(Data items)
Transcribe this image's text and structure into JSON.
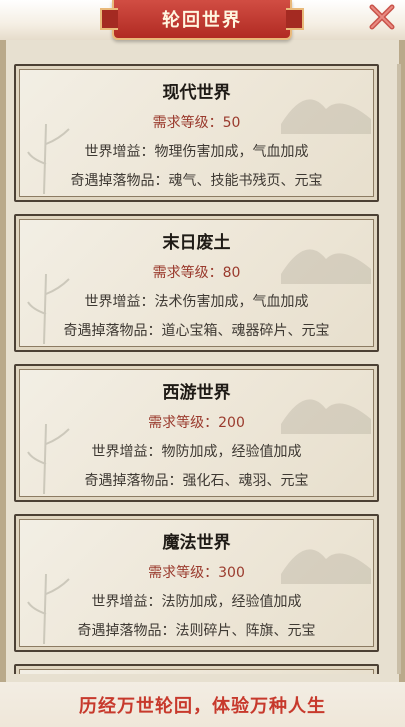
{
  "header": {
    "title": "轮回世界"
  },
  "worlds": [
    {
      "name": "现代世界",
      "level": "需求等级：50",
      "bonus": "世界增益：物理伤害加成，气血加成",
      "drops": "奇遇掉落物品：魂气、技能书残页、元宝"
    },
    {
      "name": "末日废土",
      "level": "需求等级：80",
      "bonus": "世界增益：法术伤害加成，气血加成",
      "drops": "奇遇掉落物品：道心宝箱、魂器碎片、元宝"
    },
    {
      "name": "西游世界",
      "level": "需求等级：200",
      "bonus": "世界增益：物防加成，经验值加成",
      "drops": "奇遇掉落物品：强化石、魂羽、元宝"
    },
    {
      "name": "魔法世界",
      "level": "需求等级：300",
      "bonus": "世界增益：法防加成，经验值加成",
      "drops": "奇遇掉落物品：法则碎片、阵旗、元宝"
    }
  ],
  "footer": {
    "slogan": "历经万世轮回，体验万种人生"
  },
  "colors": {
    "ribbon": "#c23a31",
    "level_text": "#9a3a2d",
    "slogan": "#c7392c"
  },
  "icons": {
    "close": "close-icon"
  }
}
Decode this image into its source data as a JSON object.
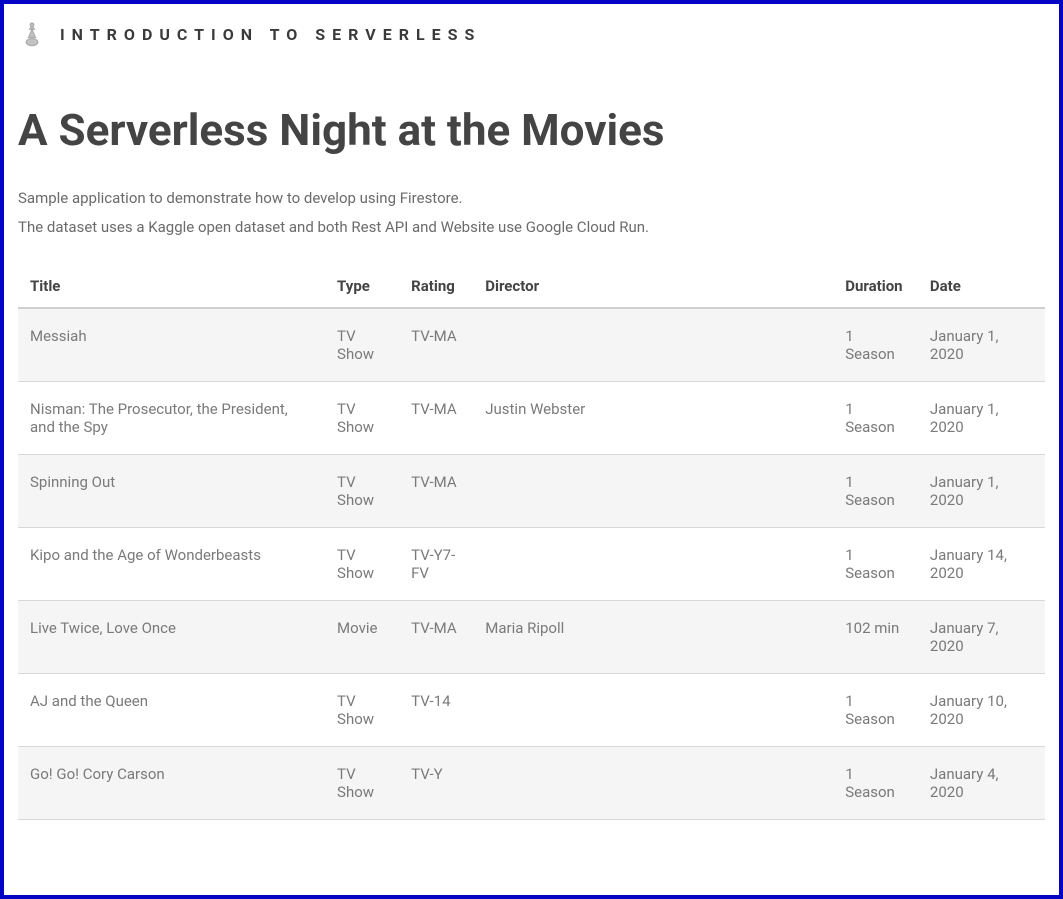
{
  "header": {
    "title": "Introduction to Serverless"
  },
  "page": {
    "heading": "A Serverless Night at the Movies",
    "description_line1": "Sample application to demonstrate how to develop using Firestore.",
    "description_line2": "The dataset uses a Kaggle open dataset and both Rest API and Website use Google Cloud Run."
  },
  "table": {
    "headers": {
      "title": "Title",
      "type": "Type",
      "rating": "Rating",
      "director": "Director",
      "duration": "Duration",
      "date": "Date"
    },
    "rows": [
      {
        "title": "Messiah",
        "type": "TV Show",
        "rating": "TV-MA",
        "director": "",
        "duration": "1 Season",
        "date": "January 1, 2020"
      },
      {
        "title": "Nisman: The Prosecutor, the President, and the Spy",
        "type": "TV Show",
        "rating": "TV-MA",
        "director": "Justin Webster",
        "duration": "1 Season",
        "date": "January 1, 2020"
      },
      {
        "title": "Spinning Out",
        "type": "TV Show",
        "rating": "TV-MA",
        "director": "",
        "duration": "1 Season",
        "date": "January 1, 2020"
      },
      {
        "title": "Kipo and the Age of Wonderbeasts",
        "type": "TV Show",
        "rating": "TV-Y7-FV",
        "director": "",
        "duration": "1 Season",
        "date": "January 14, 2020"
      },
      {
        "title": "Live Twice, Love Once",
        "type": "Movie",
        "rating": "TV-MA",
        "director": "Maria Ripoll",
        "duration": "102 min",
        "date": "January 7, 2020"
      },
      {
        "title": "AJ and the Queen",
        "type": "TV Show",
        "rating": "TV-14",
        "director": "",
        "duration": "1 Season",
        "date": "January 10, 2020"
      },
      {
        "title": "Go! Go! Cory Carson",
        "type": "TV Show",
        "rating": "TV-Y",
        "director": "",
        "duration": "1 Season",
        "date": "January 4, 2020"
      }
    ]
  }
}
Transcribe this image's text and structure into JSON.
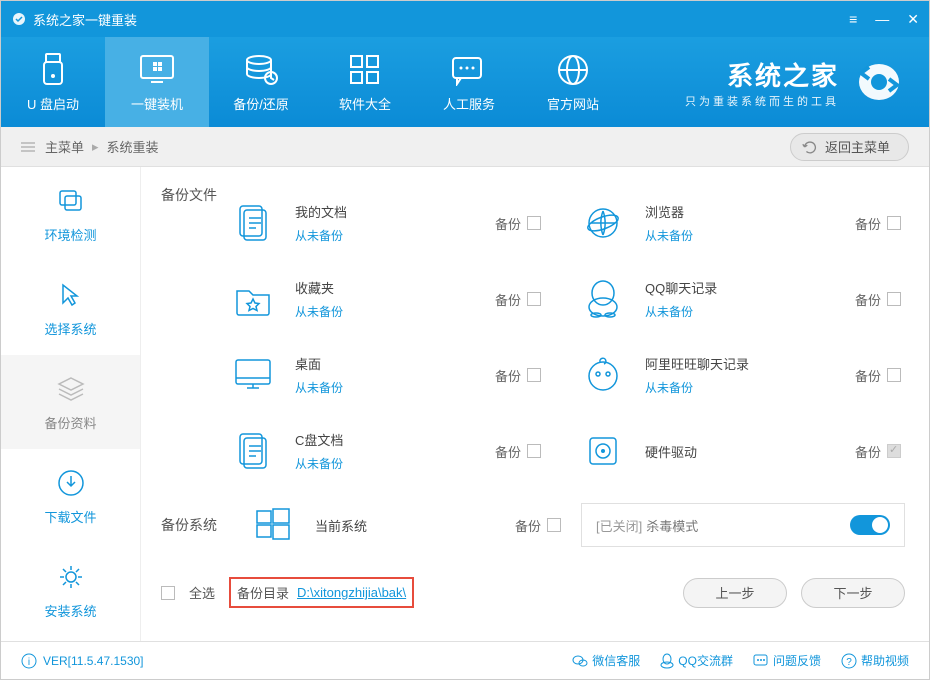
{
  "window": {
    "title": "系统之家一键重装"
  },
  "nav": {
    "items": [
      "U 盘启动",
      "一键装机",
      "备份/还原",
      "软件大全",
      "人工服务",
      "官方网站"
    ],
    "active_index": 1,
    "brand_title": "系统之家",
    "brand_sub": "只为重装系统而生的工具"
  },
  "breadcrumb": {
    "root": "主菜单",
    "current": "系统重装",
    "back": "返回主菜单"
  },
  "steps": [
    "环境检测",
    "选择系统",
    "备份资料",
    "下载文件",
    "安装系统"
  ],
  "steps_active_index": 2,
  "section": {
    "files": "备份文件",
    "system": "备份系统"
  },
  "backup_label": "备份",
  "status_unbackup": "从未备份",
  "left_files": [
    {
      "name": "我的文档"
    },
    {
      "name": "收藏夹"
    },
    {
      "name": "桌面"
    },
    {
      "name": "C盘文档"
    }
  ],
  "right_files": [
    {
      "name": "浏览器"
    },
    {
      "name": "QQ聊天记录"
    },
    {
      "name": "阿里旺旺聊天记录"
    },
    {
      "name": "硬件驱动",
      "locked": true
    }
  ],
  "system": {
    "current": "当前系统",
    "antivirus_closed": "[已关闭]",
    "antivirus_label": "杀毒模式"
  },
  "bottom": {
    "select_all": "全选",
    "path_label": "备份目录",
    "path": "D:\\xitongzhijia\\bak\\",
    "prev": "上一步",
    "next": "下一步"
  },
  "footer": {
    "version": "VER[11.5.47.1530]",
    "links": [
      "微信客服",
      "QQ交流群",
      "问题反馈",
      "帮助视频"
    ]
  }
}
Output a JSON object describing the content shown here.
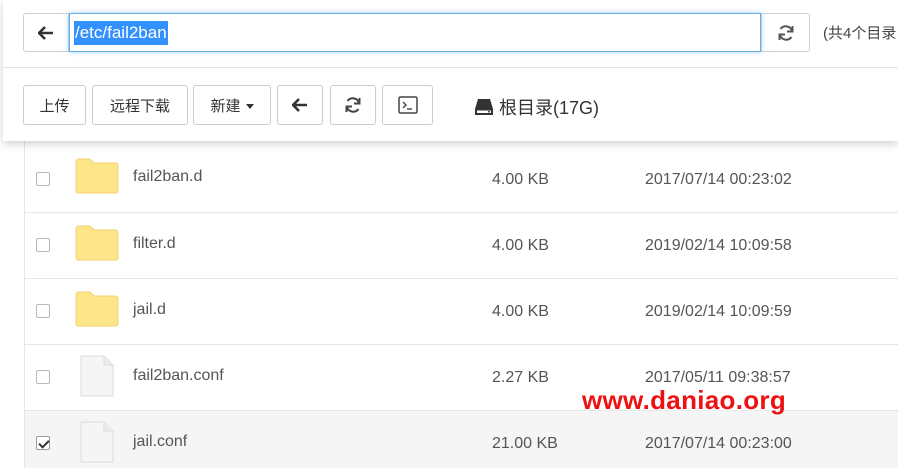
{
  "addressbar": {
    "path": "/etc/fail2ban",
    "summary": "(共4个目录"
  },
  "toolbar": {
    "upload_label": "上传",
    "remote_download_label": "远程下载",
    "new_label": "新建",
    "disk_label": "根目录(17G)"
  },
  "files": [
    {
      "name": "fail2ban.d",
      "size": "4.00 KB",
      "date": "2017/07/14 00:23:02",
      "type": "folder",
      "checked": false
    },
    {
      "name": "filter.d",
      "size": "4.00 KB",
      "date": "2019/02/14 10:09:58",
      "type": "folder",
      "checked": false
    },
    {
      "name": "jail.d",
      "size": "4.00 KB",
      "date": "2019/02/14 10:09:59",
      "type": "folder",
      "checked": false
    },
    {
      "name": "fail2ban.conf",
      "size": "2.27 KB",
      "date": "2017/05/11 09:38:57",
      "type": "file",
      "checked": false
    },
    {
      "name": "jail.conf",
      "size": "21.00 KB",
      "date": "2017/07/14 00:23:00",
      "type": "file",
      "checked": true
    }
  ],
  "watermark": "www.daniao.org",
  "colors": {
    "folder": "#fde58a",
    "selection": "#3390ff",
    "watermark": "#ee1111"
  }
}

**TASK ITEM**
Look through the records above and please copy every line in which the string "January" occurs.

**OUTPUT BELOW**
        "date": "January 1, 2020"
        "date": "January 1, 2020"
        "date": "January 1, 2020"
        "date": "January 14, 2020"
        "date": "January 7, 2020"
        "date": "January 10, 2020"
        "date": "January 4, 2020"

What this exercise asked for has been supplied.